= PROBLEM STATEMENT =
Could you write out the whole listing exactly as it appears?

= RECORDS TO USE =

● ● ● ●

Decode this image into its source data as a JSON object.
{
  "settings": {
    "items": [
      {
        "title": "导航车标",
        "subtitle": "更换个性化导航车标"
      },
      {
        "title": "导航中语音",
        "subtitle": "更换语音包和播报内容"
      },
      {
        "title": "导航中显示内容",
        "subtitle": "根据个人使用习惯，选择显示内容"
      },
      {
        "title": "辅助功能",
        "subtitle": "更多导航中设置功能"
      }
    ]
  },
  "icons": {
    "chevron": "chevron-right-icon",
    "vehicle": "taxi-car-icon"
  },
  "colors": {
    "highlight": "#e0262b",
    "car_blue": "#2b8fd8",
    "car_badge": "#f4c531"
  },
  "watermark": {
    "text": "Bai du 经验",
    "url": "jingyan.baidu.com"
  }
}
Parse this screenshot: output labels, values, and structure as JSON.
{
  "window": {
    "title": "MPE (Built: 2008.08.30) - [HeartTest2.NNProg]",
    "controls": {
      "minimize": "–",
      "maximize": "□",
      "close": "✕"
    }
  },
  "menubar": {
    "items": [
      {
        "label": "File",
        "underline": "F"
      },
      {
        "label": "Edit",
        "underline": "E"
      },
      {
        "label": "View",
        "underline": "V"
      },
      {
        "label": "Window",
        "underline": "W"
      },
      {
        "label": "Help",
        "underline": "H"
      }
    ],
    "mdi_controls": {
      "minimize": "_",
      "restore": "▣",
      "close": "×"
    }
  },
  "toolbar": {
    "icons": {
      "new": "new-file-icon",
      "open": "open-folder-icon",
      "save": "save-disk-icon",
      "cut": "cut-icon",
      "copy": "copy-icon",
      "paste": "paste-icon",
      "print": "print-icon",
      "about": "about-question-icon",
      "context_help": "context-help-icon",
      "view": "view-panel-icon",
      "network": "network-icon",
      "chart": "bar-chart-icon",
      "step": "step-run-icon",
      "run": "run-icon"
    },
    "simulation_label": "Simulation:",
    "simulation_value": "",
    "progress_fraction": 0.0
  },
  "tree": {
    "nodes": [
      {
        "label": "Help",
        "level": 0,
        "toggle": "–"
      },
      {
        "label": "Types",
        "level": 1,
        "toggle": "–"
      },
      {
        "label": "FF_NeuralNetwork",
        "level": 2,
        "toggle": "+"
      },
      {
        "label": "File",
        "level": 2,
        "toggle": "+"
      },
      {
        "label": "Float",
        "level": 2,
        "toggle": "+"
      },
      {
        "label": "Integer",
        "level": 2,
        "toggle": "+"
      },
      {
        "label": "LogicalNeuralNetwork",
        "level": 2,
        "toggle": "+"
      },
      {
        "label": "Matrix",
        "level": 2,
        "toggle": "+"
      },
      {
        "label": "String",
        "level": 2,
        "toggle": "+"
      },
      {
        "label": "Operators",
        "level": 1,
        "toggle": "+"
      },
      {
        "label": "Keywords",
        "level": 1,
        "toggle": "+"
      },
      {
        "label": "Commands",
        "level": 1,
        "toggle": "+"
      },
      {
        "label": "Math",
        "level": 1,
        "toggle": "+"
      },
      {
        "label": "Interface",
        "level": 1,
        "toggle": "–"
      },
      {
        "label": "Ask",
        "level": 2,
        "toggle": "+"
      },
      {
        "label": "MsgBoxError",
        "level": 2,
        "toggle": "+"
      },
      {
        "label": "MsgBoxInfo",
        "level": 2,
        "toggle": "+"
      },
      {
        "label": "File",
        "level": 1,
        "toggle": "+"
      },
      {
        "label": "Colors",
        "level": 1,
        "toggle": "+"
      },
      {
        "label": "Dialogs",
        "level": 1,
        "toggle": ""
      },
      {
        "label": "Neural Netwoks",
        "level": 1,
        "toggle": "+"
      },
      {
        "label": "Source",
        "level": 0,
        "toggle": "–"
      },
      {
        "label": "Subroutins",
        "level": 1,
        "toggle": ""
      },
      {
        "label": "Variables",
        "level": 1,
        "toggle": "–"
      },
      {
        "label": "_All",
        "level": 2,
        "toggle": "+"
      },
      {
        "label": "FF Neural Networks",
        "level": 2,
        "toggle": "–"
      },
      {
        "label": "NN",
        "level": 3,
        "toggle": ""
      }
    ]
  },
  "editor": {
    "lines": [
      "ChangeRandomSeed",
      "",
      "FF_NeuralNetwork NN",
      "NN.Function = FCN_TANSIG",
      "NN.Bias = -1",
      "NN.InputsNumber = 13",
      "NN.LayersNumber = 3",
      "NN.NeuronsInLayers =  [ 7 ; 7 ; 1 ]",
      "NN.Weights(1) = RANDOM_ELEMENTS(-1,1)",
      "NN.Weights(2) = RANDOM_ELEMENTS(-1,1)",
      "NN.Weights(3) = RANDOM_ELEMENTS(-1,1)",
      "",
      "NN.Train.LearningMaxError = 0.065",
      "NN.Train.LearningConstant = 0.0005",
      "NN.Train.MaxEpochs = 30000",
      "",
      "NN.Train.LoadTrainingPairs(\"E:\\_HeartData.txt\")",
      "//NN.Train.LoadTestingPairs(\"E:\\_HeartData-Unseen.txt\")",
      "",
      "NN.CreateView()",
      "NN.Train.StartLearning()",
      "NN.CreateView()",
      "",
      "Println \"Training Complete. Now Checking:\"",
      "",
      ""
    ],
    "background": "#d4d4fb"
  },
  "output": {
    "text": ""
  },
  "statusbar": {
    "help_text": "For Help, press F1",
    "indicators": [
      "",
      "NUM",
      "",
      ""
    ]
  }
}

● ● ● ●

= YOUR RESPONSE =
Decode this image into its source data as a JSON object.
{
  "settings": {
    "items": [
      {
        "title": "导航车标",
        "subtitle": "更换个性化导航车标"
      },
      {
        "title": "导航中语音",
        "subtitle": "更换语音包和播报内容"
      },
      {
        "title": "导航中显示内容",
        "subtitle": "根据个人使用习惯，选择显示内容"
      },
      {
        "title": "辅助功能",
        "subtitle": "更多导航中设置功能"
      }
    ]
  },
  "icons": {
    "chevron": "chevron-right-icon",
    "vehicle": "taxi-car-icon"
  },
  "colors": {
    "highlight": "#e0262b",
    "car_blue": "#2b8fd8",
    "car_badge": "#f4c531"
  },
  "watermark": {
    "text": "Bai du 经验",
    "url": "jingyan.baidu.com"
  }
}
Parse this screenshot: output labels, values, and structure as JSON.
{
  "window": {
    "title": "MPE (Built: 2008.08.30) - [HeartTest2.NNProg]",
    "controls": {
      "minimize": "–",
      "maximize": "□",
      "close": "✕"
    }
  },
  "menubar": {
    "items": [
      {
        "label": "File",
        "underline": "F"
      },
      {
        "label": "Edit",
        "underline": "E"
      },
      {
        "label": "View",
        "underline": "V"
      },
      {
        "label": "Window",
        "underline": "W"
      },
      {
        "label": "Help",
        "underline": "H"
      }
    ],
    "mdi_controls": {
      "minimize": "_",
      "restore": "▣",
      "close": "×"
    }
  },
  "toolbar": {
    "icons": {
      "new": "new-file-icon",
      "open": "open-folder-icon",
      "save": "save-disk-icon",
      "cut": "cut-icon",
      "copy": "copy-icon",
      "paste": "paste-icon",
      "print": "print-icon",
      "about": "about-question-icon",
      "context_help": "context-help-icon",
      "view": "view-panel-icon",
      "network": "network-icon",
      "chart": "bar-chart-icon",
      "step": "step-run-icon",
      "run": "run-icon"
    },
    "simulation_label": "Simulation:",
    "simulation_value": "",
    "progress_fraction": 0.0
  },
  "tree": {
    "nodes": [
      {
        "label": "Help",
        "level": 0,
        "toggle": "–"
      },
      {
        "label": "Types",
        "level": 1,
        "toggle": "–"
      },
      {
        "label": "FF_NeuralNetwork",
        "level": 2,
        "toggle": "+"
      },
      {
        "label": "File",
        "level": 2,
        "toggle": "+"
      },
      {
        "label": "Float",
        "level": 2,
        "toggle": "+"
      },
      {
        "label": "Integer",
        "level": 2,
        "toggle": "+"
      },
      {
        "label": "LogicalNeuralNetwork",
        "level": 2,
        "toggle": "+"
      },
      {
        "label": "Matrix",
        "level": 2,
        "toggle": "+"
      },
      {
        "label": "String",
        "level": 2,
        "toggle": "+"
      },
      {
        "label": "Operators",
        "level": 1,
        "toggle": "+"
      },
      {
        "label": "Keywords",
        "level": 1,
        "toggle": "+"
      },
      {
        "label": "Commands",
        "level": 1,
        "toggle": "+"
      },
      {
        "label": "Math",
        "level": 1,
        "toggle": "+"
      },
      {
        "label": "Interface",
        "level": 1,
        "toggle": "–"
      },
      {
        "label": "Ask",
        "level": 2,
        "toggle": "+"
      },
      {
        "label": "MsgBoxError",
        "level": 2,
        "toggle": "+"
      },
      {
        "label": "MsgBoxInfo",
        "level": 2,
        "toggle": "+"
      },
      {
        "label": "File",
        "level": 1,
        "toggle": "+"
      },
      {
        "label": "Colors",
        "level": 1,
        "toggle": "+"
      },
      {
        "label": "Dialogs",
        "level": 1,
        "toggle": ""
      },
      {
        "label": "Neural Netwoks",
        "level": 1,
        "toggle": "+"
      },
      {
        "label": "Source",
        "level": 0,
        "toggle": "–"
      },
      {
        "label": "Subroutins",
        "level": 1,
        "toggle": ""
      },
      {
        "label": "Variables",
        "level": 1,
        "toggle": "–"
      },
      {
        "label": "_All",
        "level": 2,
        "toggle": "+"
      },
      {
        "label": "FF Neural Networks",
        "level": 2,
        "toggle": "–"
      },
      {
        "label": "NN",
        "level": 3,
        "toggle": ""
      }
    ]
  },
  "editor": {
    "lines": [
      "ChangeRandomSeed",
      "",
      "FF_NeuralNetwork NN",
      "NN.Function = FCN_TANSIG",
      "NN.Bias = -1",
      "NN.InputsNumber = 13",
      "NN.LayersNumber = 3",
      "NN.NeuronsInLayers =  [ 7 ; 7 ; 1 ]",
      "NN.Weights(1) = RANDOM_ELEMENTS(-1,1)",
      "NN.Weights(2) = RANDOM_ELEMENTS(-1,1)",
      "NN.Weights(3) = RANDOM_ELEMENTS(-1,1)",
      "",
      "NN.Train.LearningMaxError = 0.065",
      "NN.Train.LearningConstant = 0.0005",
      "NN.Train.MaxEpochs = 30000",
      "",
      "NN.Train.LoadTrainingPairs(\"E:\\_HeartData.txt\")",
      "//NN.Train.LoadTestingPairs(\"E:\\_HeartData-Unseen.txt\")",
      "",
      "NN.CreateView()",
      "NN.Train.StartLearning()",
      "NN.CreateView()",
      "",
      "Println \"Training Complete. Now Checking:\"",
      "",
      ""
    ],
    "background": "#d4d4fb"
  },
  "output": {
    "text": ""
  },
  "statusbar": {
    "help_text": "For Help, press F1",
    "indicators": [
      "",
      "NUM",
      "",
      ""
    ]
  }
}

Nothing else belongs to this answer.